  3. Motion to compel discovery

  Finally, OAS asks the court to compel RFD to disclose the amount of its annual sales since 2000 in the northeast United States. While it may be that such information is of use to OAS, OAS has not identified any extenuating circumstances that warrant reopening discovery, which closed nearly two years ago. OAS's request will be denied.

  RSC's third motion in limine

  In the present motion in limine, RSC seeks an order from the court excluding "any evidence or testimony, lay or expert, offered by [OAS] on the issue of lost profits or other consequential damages based on OAS's business plan to be a `dealer network.'" It should be noted that courts do not generally exclude testimony in the abstract, instead focusing on testimony that has been specifically proffered by a party. In any event, the blanket exclusion of such testimony is not warranted at this stage.

  RSC cites Hadley v. Baxendale, 156 Eng. Rep. 145 (1854), and a series of cases applying Tennessee law*fn1 for the proposition that consequential damages arising out of a breach of contract claim must be within the reasonable contemplation of the parties at the contract's formation. Citing OAS's 1999 business plan, which suggests that OAS intended to sell pet containment products directly to consumers, RSC claims that it was not within the contemplation of the parties at the time of the Supply Agreement that OAS would seek to create a network of independent dealers. RSC maintains that the dealer network business model is materially different than the one the parties envisioned for OAS at the formation of the Supply Agreement, and hence that OAS cannot recover damages arising from OAS's inability to establish a dealer network. Therefore, RSC argues, any damages testimony based on such a business model is irrelevant and thus inadmissible.

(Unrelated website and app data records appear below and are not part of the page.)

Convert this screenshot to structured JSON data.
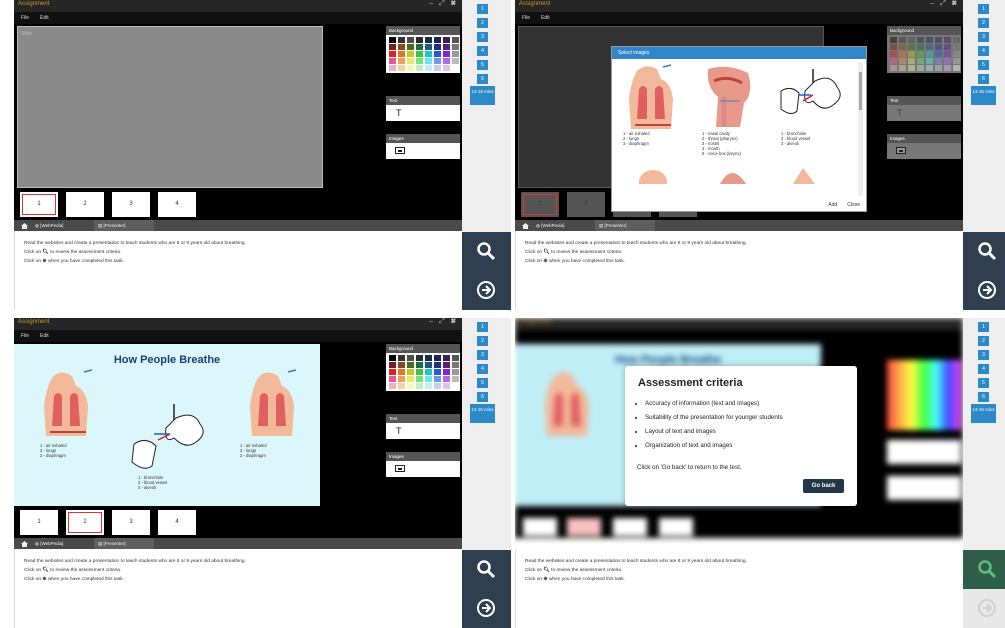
{
  "app": {
    "title": "Assignment",
    "menu": [
      "File",
      "Edit"
    ],
    "canvas_label": "Slide",
    "window_controls": "– ⤢ ✖"
  },
  "panels": {
    "background": "Background",
    "text": "Text",
    "images": "Images",
    "text_icon": "T"
  },
  "palette": [
    "#000000",
    "#333333",
    "#4d4d4d",
    "#2b2b2b",
    "#1a2c4d",
    "#1f1f5e",
    "#3a1e5c",
    "#555555",
    "#7a1f1f",
    "#8a4a1f",
    "#4a6a1f",
    "#1f6a4a",
    "#1f5a7a",
    "#1f2f8a",
    "#5a1f7a",
    "#777777",
    "#e01f1f",
    "#e07a1f",
    "#c8c81f",
    "#3ac83a",
    "#1fc8c8",
    "#1f5ae0",
    "#8a1fe0",
    "#999999",
    "#e05a9a",
    "#f0a05a",
    "#e8e86a",
    "#7ae07a",
    "#6ae8e8",
    "#6a9ae8",
    "#b06ae8",
    "#bbbbbb",
    "#f0b0c0",
    "#f8d0a0",
    "#f8f8b0",
    "#c0f0c0",
    "#c0f0f0",
    "#c0d0f8",
    "#e0c0f8",
    "#ffffff"
  ],
  "pages": [
    "1",
    "2",
    "3",
    "4"
  ],
  "tabs": [
    "[WebPedia]",
    "[Presenter]"
  ],
  "task": {
    "line1": "Read the websites and create a presentation to teach students who are 8 or 9 years old about breathing.",
    "line2_pre": "Click on",
    "line2_post": "to review the assessment criteria.",
    "line3_pre": "Click on",
    "line3_post": "when you have completed this task."
  },
  "sidebar": {
    "numbers": [
      "1",
      "2",
      "3",
      "4",
      "5",
      "6"
    ],
    "time": "13-15 mins"
  },
  "dialog": {
    "title": "Select images",
    "add": "Add",
    "close": "Close",
    "captions": [
      "1 - air exhaled\n2 - lungs\n3 - diaphragm",
      "1 - nasal cavity\n2 - throat (pharynx)\n3 - nostril\n4 - mouth\n5 - voice box (larynx)",
      "1 - bronchiole\n2 - blood vessel\n3 - alveoli"
    ]
  },
  "slide": {
    "title": "How People Breathe",
    "cap_left": "1 - air exhaled\n2 - lungs\n3 - diaphragm",
    "cap_mid": "1 - bronchiole\n2 - blood vessel\n3 - alveoli",
    "cap_right": "1 - air exhaled\n2 - lungs\n3 - diaphragm"
  },
  "criteria": {
    "title": "Assessment criteria",
    "items": [
      "Accuracy of information (text and images)",
      "Suitability of the presentation for younger students",
      "Layout of text and images",
      "Organization of text and images"
    ],
    "footer": "Click on 'Go back' to return to the test.",
    "go_back": "Go back"
  }
}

  Even assuming that the two business models — direct sale and dealer network — are as "materially different" as RSC suggests, Hadley and its progeny could only preclude damages testimony with respect to OAS's breach of contract claim. These cases provide no basis for excluding testimony in connection with the two other claims asserted by OAS: (1) intentional interference with contractual relations, against RFD and Ms. Volwiler; and (2) violation of Section 1 of the Sherman Act, 15 U.S.C. § 1, against all defendants.*fn2 As long as these remain viable claims, testimony concerning consequential damages is clearly relevant.

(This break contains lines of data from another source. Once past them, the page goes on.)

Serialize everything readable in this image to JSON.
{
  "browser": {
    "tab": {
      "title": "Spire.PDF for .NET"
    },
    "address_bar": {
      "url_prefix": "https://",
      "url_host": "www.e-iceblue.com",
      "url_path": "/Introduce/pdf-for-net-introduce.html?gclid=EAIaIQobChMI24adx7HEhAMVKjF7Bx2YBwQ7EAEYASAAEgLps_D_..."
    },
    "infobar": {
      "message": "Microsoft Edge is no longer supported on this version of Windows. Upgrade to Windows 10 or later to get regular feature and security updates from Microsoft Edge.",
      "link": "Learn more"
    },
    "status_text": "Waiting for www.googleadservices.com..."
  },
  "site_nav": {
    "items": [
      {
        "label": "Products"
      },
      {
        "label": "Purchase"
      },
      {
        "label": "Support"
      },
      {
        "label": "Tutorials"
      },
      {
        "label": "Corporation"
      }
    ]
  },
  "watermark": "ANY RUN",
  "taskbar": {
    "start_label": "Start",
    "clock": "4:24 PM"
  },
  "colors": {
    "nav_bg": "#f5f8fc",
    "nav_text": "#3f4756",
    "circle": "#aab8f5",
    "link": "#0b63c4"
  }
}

  RSC also renews its argument that testimony as to OAS's consequential damages is irrelevant, because under Tennessee law, no recovery can be had for loss of profits that are uncertain or speculative. As I noted in my memorandum and order of December 3, 2003, however, a plaintiff need not prove the exact amount of damages; where damages can be proved to a reasonable certainty, the plaintiff may recover. See Pinson & Assocs. Ins. Agency, Inc. v. Kreal, 800 S.W.2d 486, 488 (Tenn. Ct. App. 1990). In the December 3, 2003, memorandum and order, I also found that OAS's alleged lost profits could be proved to a reasonable certainty if founded on OAS's sales projections for fiscal year 2002. Therefore, the broad preclusion of testimony as to OAS's consequential damages would be inappropriate at this stage.


  Accordingly, in the accompanying order the motions of both parties will be denied.


  For the reasons stated in the accompanying opinion, it is hereby ORDERED that:

(1) Out-a-Sight's Motion for Clarification and Reconsideration of the July 9, 2004 Order and to Compel Defendant Radio Fence Distributors to Provide Discovery Concerning Its Growth Rates for Dealer Sales in the Northeast States (Docket # 99) is DENIED.
(2) Radio Systems Corporation's Motion in Limine to Exclude Any Testimony as to Plaintiff's Damages (Docket # 100) is DENIED.

Buy This Entire Record For $7.95

Official citation and/or docket number and footnotes (if any) for this case available with purchase.

Learn more about what you receive with purchase of this case.